Igbo Ndioma Africa Network and Television, a programme dedicated to promoting Igbo language and culture, recently gathered prominent Igbo sons and daughters to open its office in Lagos.
Ndioma Africa has vowed to revitalise Igbo language and culture. The United Nations Educational, Scientific and Cultural Organisation (UNESCO) Advisory Committee on Language Pluralism and Multi-language Education had warned that the language might be heading for extinction and subsumed by other stronger Nigerian languages by 2025, unless the Igbo encourage its teaching in schools and use as the official language of communications among its people.
Prince Obinna Orji, managing director/CEO, Ndioma Africa, said the opening of the office, located in Ojuelegba, Lagos, was a first step towards not only revitalising the language and culture but also taking it all round the world.
He said: “Many Igbo families today find it difficult to speak the language. So, we want to use the programme to teach the children and future generations the Igbo language. We want to put an end to this habit of people who can’t speak fluent Igbo, people who will mix the Igbo language with English language. The late Oliver De Coque called it speaking Engligbo and we don’t want that. Since the death of late Chris Obinna Anokwuru of AIT RayPower, Igbo language programmes are hardly aired on radio and televisions anymore. So, Igbo Ndioma Africa is here to promote the speaking of Igbo language. It is our heritage and we have to promote our cultural heritage because it is what distinguishes us as a people.”
The event attracted many dignitaries, among them Nollywood actor, Mr John Okafor, popularly called Mr Ibu, who added humour to the occasion with his intermittent jokes.
Okafor described the opening of the office as a welcome development and added that he has never been any other thing but an Igbo man and will continue to associate with everything Igbo.
He said: “I am very happy to be here. I must thank Igbo Ndioma Africa for this project. I feel very strongly about this project because it is about promoting Igbo language and culture.
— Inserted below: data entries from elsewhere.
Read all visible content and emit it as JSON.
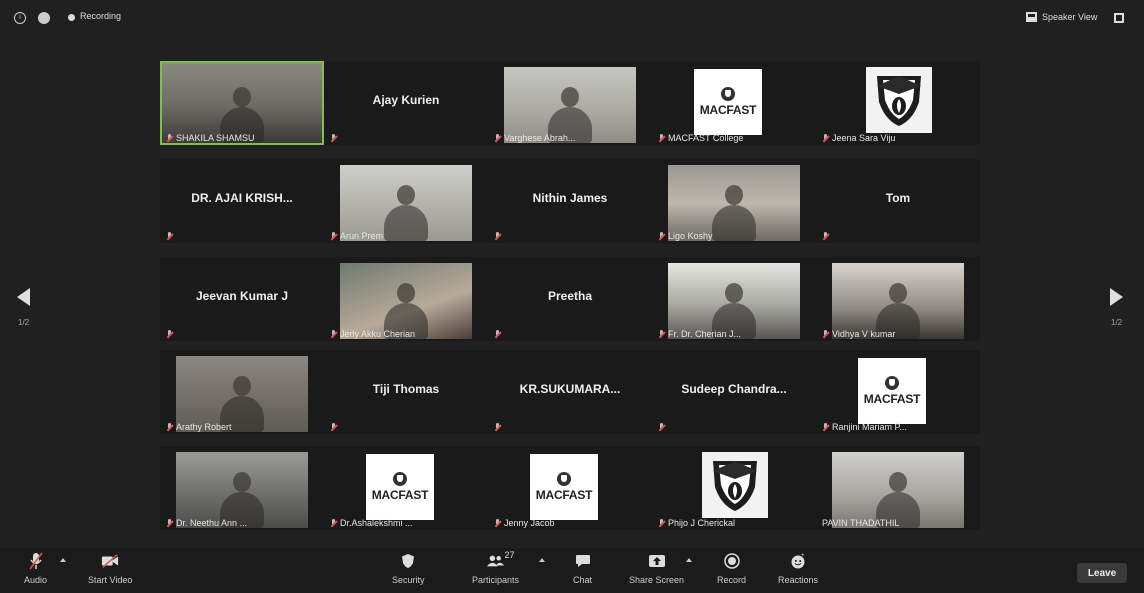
{
  "topbar": {
    "recording": "Recording",
    "speaker_view": "Speaker View"
  },
  "navigation": {
    "page_left": "1/2",
    "page_right": "1/2"
  },
  "participants": [
    {
      "name": "SHAKILA SHAMSU",
      "kind": "photo",
      "photo": "ph-1",
      "active": true
    },
    {
      "name": "Ajay Kurien",
      "kind": "name"
    },
    {
      "name": "Varghese Abrah...",
      "kind": "photo",
      "photo": "ph-2"
    },
    {
      "name": "MACFAST College",
      "kind": "macfast"
    },
    {
      "name": "Jeena Sara Viju",
      "kind": "shield"
    },
    {
      "name": "DR. AJAI KRISH...",
      "kind": "name"
    },
    {
      "name": "Arun Prem",
      "kind": "photo",
      "photo": "ph-3"
    },
    {
      "name": "Nithin James",
      "kind": "name"
    },
    {
      "name": "Ligo Koshy",
      "kind": "photo",
      "photo": "ph-4"
    },
    {
      "name": "Tom",
      "kind": "name"
    },
    {
      "name": "Jeevan Kumar J",
      "kind": "name"
    },
    {
      "name": "Jerly Akku Cherian",
      "kind": "photo",
      "photo": "ph-5"
    },
    {
      "name": "Preetha",
      "kind": "name"
    },
    {
      "name": "Fr. Dr. Cherian J...",
      "kind": "photo",
      "photo": "ph-6"
    },
    {
      "name": "Vidhya V kumar",
      "kind": "photo",
      "photo": "ph-7"
    },
    {
      "name": "Arathy Robert",
      "kind": "photo",
      "photo": "ph-8"
    },
    {
      "name": "Tiji Thomas",
      "kind": "name"
    },
    {
      "name": "KR.SUKUMARA...",
      "kind": "name"
    },
    {
      "name": "Sudeep  Chandra...",
      "kind": "name"
    },
    {
      "name": "Ranjini Mariam P...",
      "kind": "macfast"
    },
    {
      "name": "Dr. Neethu Ann ...",
      "kind": "photo",
      "photo": "ph-9"
    },
    {
      "name": "Dr.Ashalekshmi ...",
      "kind": "macfast"
    },
    {
      "name": "Jenny Jacob",
      "kind": "macfast"
    },
    {
      "name": "Phijo J Cherickal",
      "kind": "shield"
    },
    {
      "name": "PAVIN THADATHIL",
      "kind": "photo",
      "photo": "ph-10",
      "no_mute": true
    }
  ],
  "logo_text": "MACFAST",
  "toolbar": {
    "audio": "Audio",
    "start_video": "Start Video",
    "security": "Security",
    "participants": "Participants",
    "participants_count": "27",
    "chat": "Chat",
    "share_screen": "Share Screen",
    "record": "Record",
    "reactions": "Reactions",
    "leave": "Leave"
  }
}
I don’t joke with anything concerning Igbo language and culture. I was not born in a foreign land. I was born in Igboland, raised in Igboland and educated from primary to tertiary level in Igboland. I am grateful that you decided you won’t let Igbo language and culture die and go extinct. God almighty will sustain you.”
Okafor said that Igbo language and culture is like a house built on a solid foundation, but regretted that over time, it appeared as if the language and culture is being threatened with extinction. “If we for any reason allow our language and culture go into extinction, we will be in very terribly trouble,” Okafor warned.
He thanked Igbo Ndioma Africa for championing the battle to keep Igbo language and culture relevant and promised that he would, on his part, do his best to ensure that the language and culture remain relevant.
“You are doing your very best to keep our language and culture alive. On my own part, I promise to contribute my quota to keep our language and culture alive. All Igbo sons and daughters should also play their part to keep our language and culture alive by speaking the language,” he added.
Okafor described the Igbo who think the language irritates the ears as uninformed people who do not know what they are doing.
“You must find your language and culture appealing. If you look around Nigeria, when the northerners speak Hausa, they don’t mix English into it. The Yoruba bring in some English into their language while speaking, but to a large extent, they speak Yoruba. We as Igbo should be proud of and speak our language. We should not fall into the temptation of abandoning our language and heritage. It is what makes us the Igbo. God created us and gave us our heritage, we should hold unto it.”
He advised the Igbo against involvement in any form of conspiracy against themselves or others, saying such acts are evil and contrary to the will of God.
In his remarks, Chief Sunday Ude, President, Igbo-Speaking Community, Lagos said leaders must see themselves as chief servants if they hope to succeed.
“We went to the Corporate Affairs Commission (CAC) in Abuja to register the Igbo speaking community as part of the efforts to make sure Igbo language does not go extinct. Our language is threatened by extinction and we must all play our role to make sure it does not happen. We have secured a secretariat and we will employ Igbo language teachers at the office so that parents whose children can’t speak the language can come and engage these teachers for home-teaching of their children. That is our plan in Lagos,” he said.
Ude prayed that God will increase the coast of Igbo Ndioma Africa and give them the resources to move from the Ojuelegba office to a bigger place. He noted that the first step already taken by Igbo Ndioma Africa would eventually be rewarded with comfort.
Some dignitaries at the occasion include Samuel Ubah, President General, Amamgbo community in Ezagu Local Government area of Enugu State. He said that as part of efforts to propagate Igbo language and culture, the Igbo in Abuja have formed the Igbo Good Governance Forum to promote the Igbo language.
He dispelled the rumours that the Igbo don’t love themselves. “Igbo are the only people that will go to a village and take a boy and bring him to the city for apprenticeship in business, and, after five to seven years, the boy will be set up in business and given take-off capital. That boy will go ahead to succeed in business, build a house and buy a car for his mother. There are no other people among the black race like the Igbo,” he noted.